HPD is the nation’s largest municipal housing preservation and development agency. Its mission is to promote quality housing and viable neighborhoods for New Yorkers through education, outreach, loan and development programs and enforcement of housing quality standards. It is responsible for implementing Mayor Bloomberg’s New Housing Marketplace Plan to finance the construction or preservation of 165,000 units of affordable housing by 2014. Since the plan’s inception, more than 140,950 affordable homes have been created or preserved. Visit: www.nyc.gov/hpd
About the Center for New York City Neighborhoods (CNYCN)
The Center for NYC Neighborhoods (CNYCN) was created in 2008 through the collaborative efforts of Mayor Bloomberg, the New York City Council, community advocates, foundations and corporate leaders to coordinate New York City’s response to the foreclosure crisis. CNYCN’s mission is to promote and protect affordable and sustainable homeownership in New York City, focusing on those neighborhoods hardest hit by foreclosure. As the central hub of a diverse network of service providers, CNYCN leverages private and public resources to ensure that homeowners citywide have access to high quality foreclosure prevention services. CNYCN’s unifying role allows it to provide streamlined funding, services, and communications between homeowners, lenders, and funders; design and implement new initiatives and programs; highlight neighborhood and citywide trends; and promote systemic reforms to encourage household stability. Since 2008, CNYCN’s neighborhood-based network of foreclosure prevention experts has provided free housing counseling and legal services to more than 17,000 homeowners. Visit: www.cnycn.org

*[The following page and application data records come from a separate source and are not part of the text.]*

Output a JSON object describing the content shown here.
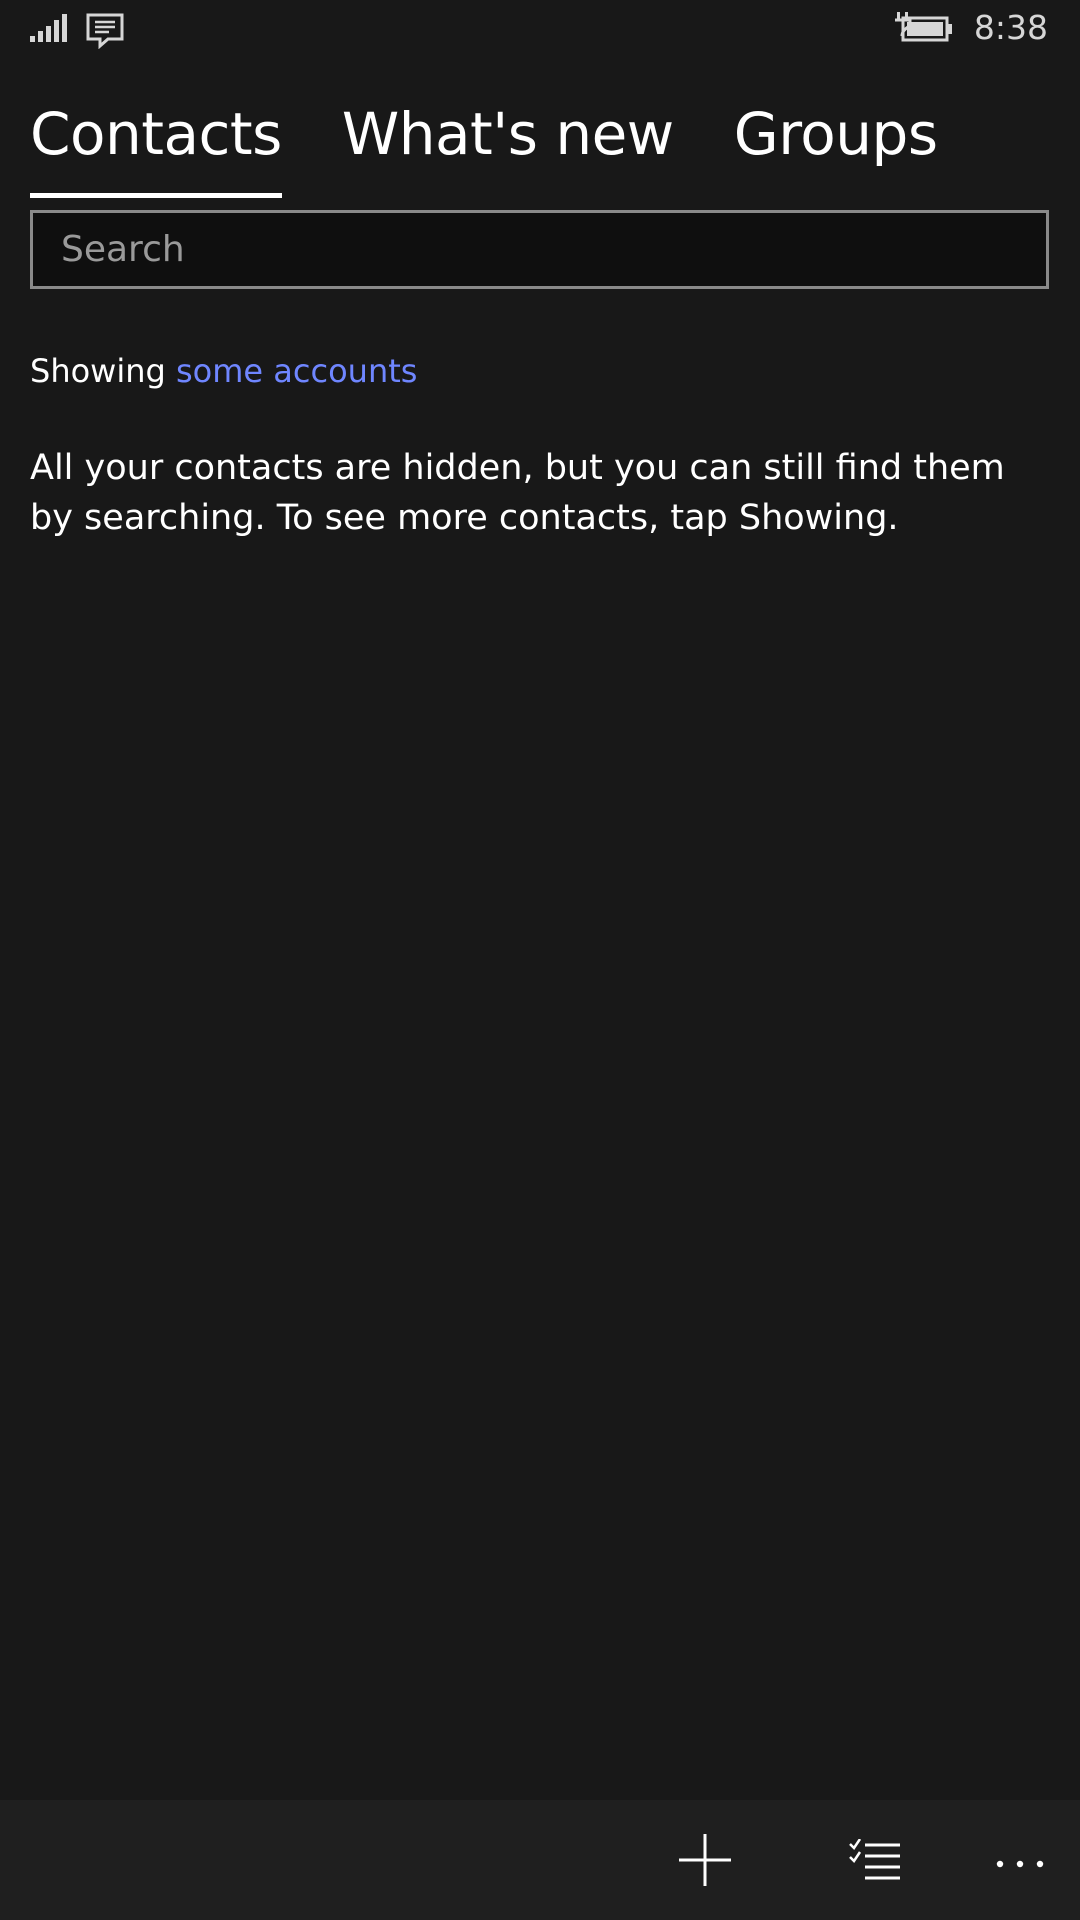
{
  "status_bar": {
    "time": "8:38",
    "icons": [
      "signal-icon",
      "message-icon",
      "battery-charging-icon"
    ]
  },
  "pivot": {
    "tabs": [
      {
        "label": "Contacts",
        "selected": true
      },
      {
        "label": "What's new",
        "selected": false
      },
      {
        "label": "Groups",
        "selected": false
      }
    ]
  },
  "search": {
    "placeholder": "Search",
    "value": ""
  },
  "filter": {
    "prefix": "Showing",
    "link": "some accounts"
  },
  "message": "All your contacts are hidden, but you can still find them by searching. To see more contacts, tap Showing.",
  "app_bar": {
    "buttons": [
      "add-icon",
      "select-list-icon",
      "more-icon"
    ]
  },
  "colors": {
    "background": "#181818",
    "app_bar": "#1f1f1f",
    "link": "#6f86ff",
    "search_border": "#8a8a8a"
  }
}
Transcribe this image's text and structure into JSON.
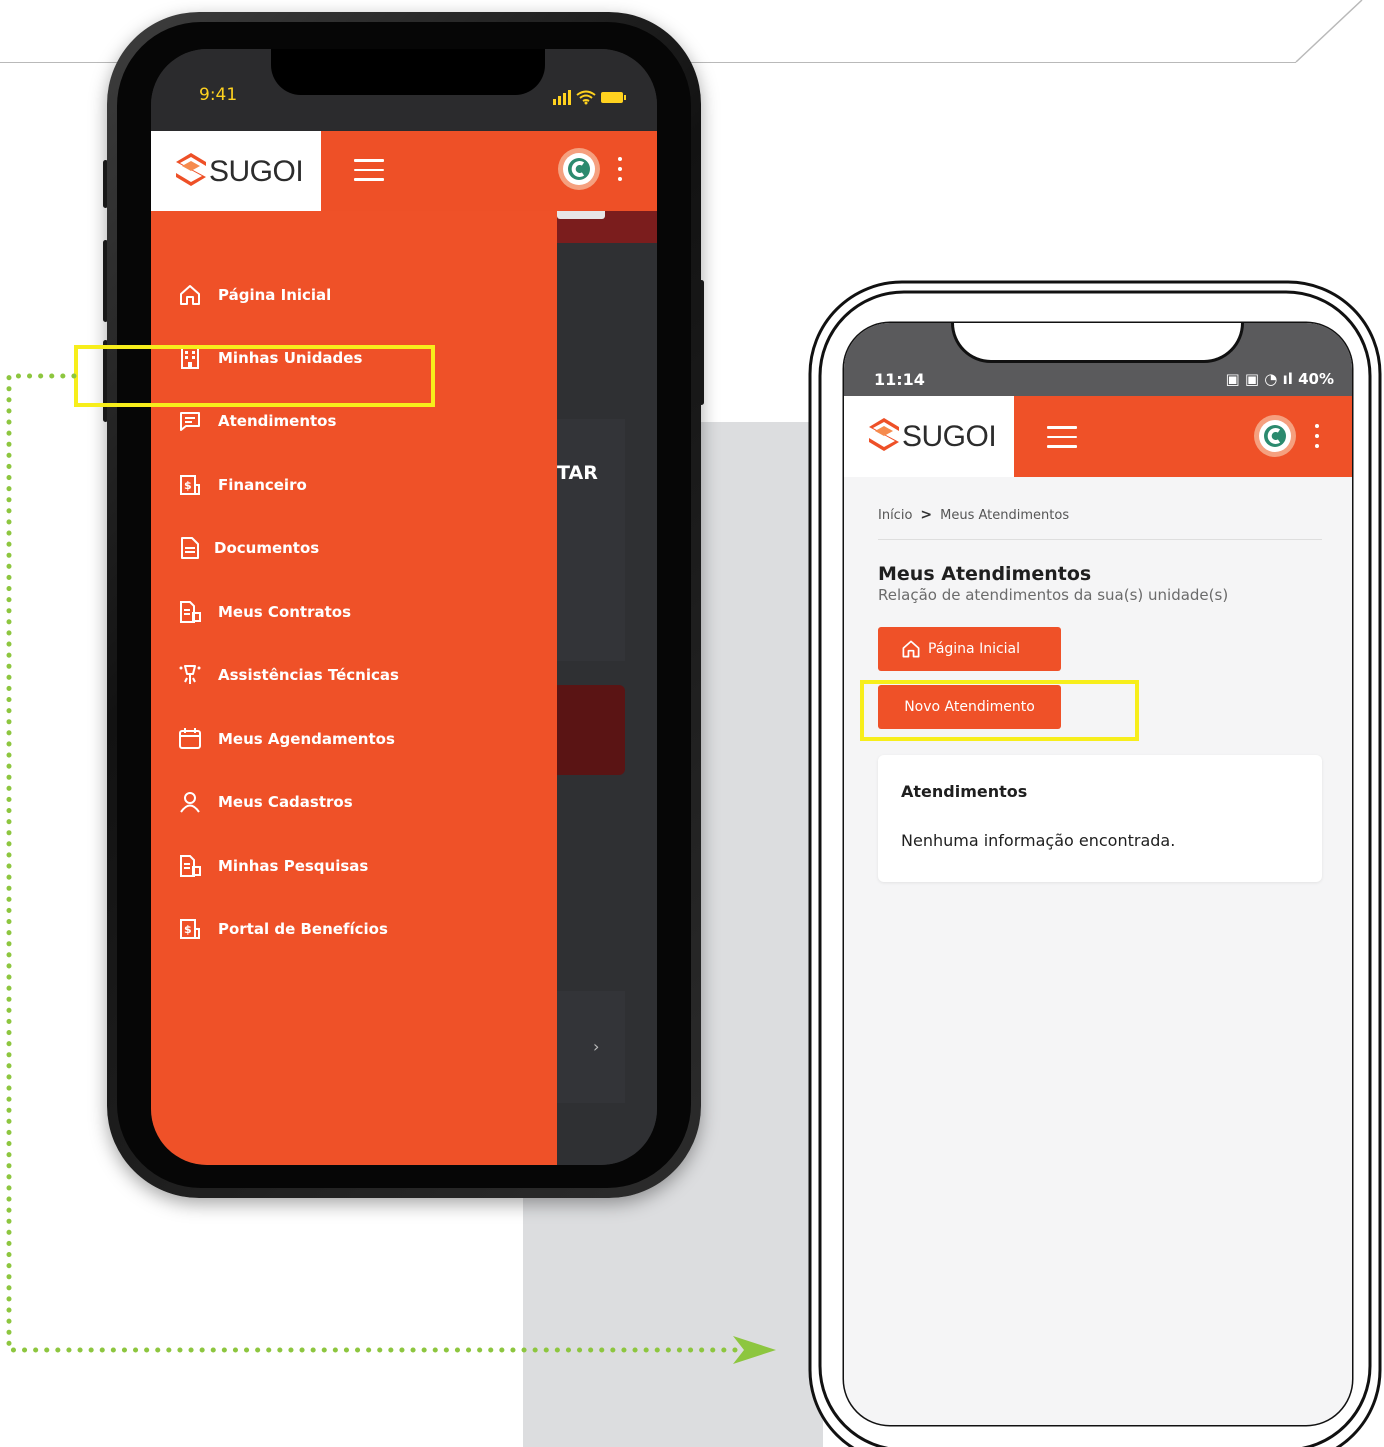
{
  "left_phone": {
    "status_time": "9:41",
    "logo_text": "SUGOI",
    "menu": [
      {
        "label": "Página Inicial",
        "icon": "home-icon"
      },
      {
        "label": "Minhas Unidades",
        "icon": "building-icon"
      },
      {
        "label": "Atendimentos",
        "icon": "message-icon"
      },
      {
        "label": "Financeiro",
        "icon": "finance-icon"
      },
      {
        "label": "Documentos",
        "icon": "document-icon"
      },
      {
        "label": "Meus Contratos",
        "icon": "contract-icon"
      },
      {
        "label": "Assistências Técnicas",
        "icon": "technical-assistance-icon"
      },
      {
        "label": "Meus Agendamentos",
        "icon": "calendar-icon"
      },
      {
        "label": "Meus Cadastros",
        "icon": "user-icon"
      },
      {
        "label": "Minhas Pesquisas",
        "icon": "survey-icon"
      },
      {
        "label": "Portal de Benefícios",
        "icon": "benefits-icon"
      }
    ],
    "background_partial_text": "TAR",
    "background_chevron": "›"
  },
  "right_phone": {
    "status_time": "11:14",
    "status_right": "40%",
    "logo_text": "SUGOI",
    "breadcrumb": {
      "home": "Início",
      "separator": ">",
      "current": "Meus Atendimentos"
    },
    "title": "Meus Atendimentos",
    "subtitle": "Relação de atendimentos da sua(s) unidade(s)",
    "home_button": "Página Inicial",
    "new_button": "Novo Atendimento",
    "card": {
      "title": "Atendimentos",
      "empty_text": "Nenhuma informação encontrada."
    }
  },
  "colors": {
    "brand_orange": "#ef5128",
    "highlight_yellow": "#f7ee1b",
    "connector_green": "#8dc63f",
    "status_time_yellow": "#ffd21f"
  }
}
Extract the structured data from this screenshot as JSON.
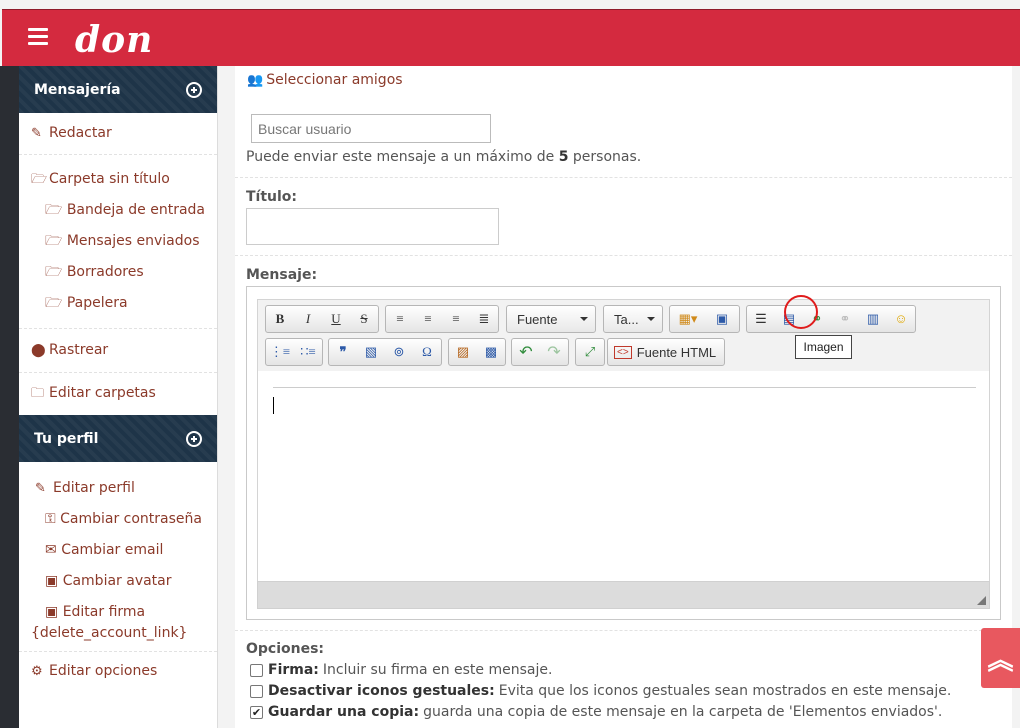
{
  "header": {
    "brand": "don",
    "menu_icon": "hamburger-icon"
  },
  "sidebar": {
    "messaging": {
      "title": "Mensajería",
      "items": {
        "compose": "Redactar",
        "folder_untitled": "Carpeta sin título",
        "inbox": "Bandeja de entrada",
        "sent": "Mensajes enviados",
        "drafts": "Borradores",
        "trash": "Papelera",
        "track": "Rastrear",
        "edit_folders": "Editar carpetas"
      }
    },
    "profile": {
      "title": "Tu perfil",
      "items": {
        "edit_profile": "Editar perfil",
        "change_password": "Cambiar contraseña",
        "change_email": "Cambiar email",
        "change_avatar": "Cambiar avatar",
        "edit_signature": "Editar firma",
        "delete_account": "{delete_account_link}",
        "edit_options": "Editar opciones"
      }
    }
  },
  "main": {
    "select_friends": "Seleccionar amigos",
    "search_placeholder": "Buscar usuario",
    "hint_pre": "Puede enviar este mensaje a un máximo de ",
    "hint_count": "5",
    "hint_post": " personas.",
    "title_label": "Título:",
    "message_label": "Mensaje:",
    "editor": {
      "font_combo": "Fuente",
      "size_combo": "Ta...",
      "source_button": "Fuente HTML",
      "tooltip": "Imagen"
    },
    "options": {
      "label": "Opciones:",
      "signature_bold": "Firma:",
      "signature_text": "Incluir su firma en este mensaje.",
      "smilies_bold": "Desactivar iconos gestuales:",
      "smilies_text": "Evita que los iconos gestuales sean mostrados en este mensaje.",
      "savecopy_bold": "Guardar una copia:",
      "savecopy_text": "guarda una copia de este mensaje en la carpeta de 'Elementos enviados'."
    }
  }
}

About Neighborhood Housing Services of Jamaica, Inc. (NHSJ)
NHSJ is a, non-profit, U.S. Department of Housing and Urban Development (HUD) approved housing counseling agency with four foreclosure services counselors on staff. The counselors help homeowners’ access workout options with their mortgage servicing companies to prevent foreclosure, develop a realistic household budget and to understand and manage their debts with financial counseling and referrals to financial, legal and other helpful resources.
About the NYC Department of Consumer Affairs (DCA)
DCA enforces the Consumer Protection Law and other related business laws throughout New York City. Empowering consumers and businesses to ensure a fair and vibrant marketplace, DCA licenses more than 78,000 businesses in 55 different industries. Through targeted outreach, partnerships with community and trade organizations, and informational materials, DCA educates consumers and businesses alike about their rights and responsibilities. DCA’s Office of Financial Empowerment (OFE) is the first local government initiative in the nation with a mission to educate, empower, and protect New Yorkers with low incomes so they can build assets and make the most of their financial resources. Toward that end, OFE seeks to increase access to high-quality, low-cost financial education and counseling; improve access to income-boosting tax credits; connect households to safe and affordable banking and asset-building products and services; and enforce and improve consumer protections to enhance financial stability. For more information, call 311 or visit DCA online at nyc.gov/consumers
Avoid Being Scammed, Call 311
Under New York City law, it is illegal for anyone to ask for an upfront fee for loan modification services. Scam artists often prey upon homeowners at risk of foreclosure. You could lose thousands of dollars and never receive a much needed modification for your mortgage. Never pay an upfront fee for services provided, there are many free services in New York City that will help you resolve your housing problems. Avoid anyone who guarantees a modification, modifications are contingent upon approval from the servicer and cannot be guaranteed by anyone other than your mortgage servicer. Do not follow the advice of someone who tells you to stop paying your mortgage and pay them instead. Call 311 for foreclosure assistance or to report a scam.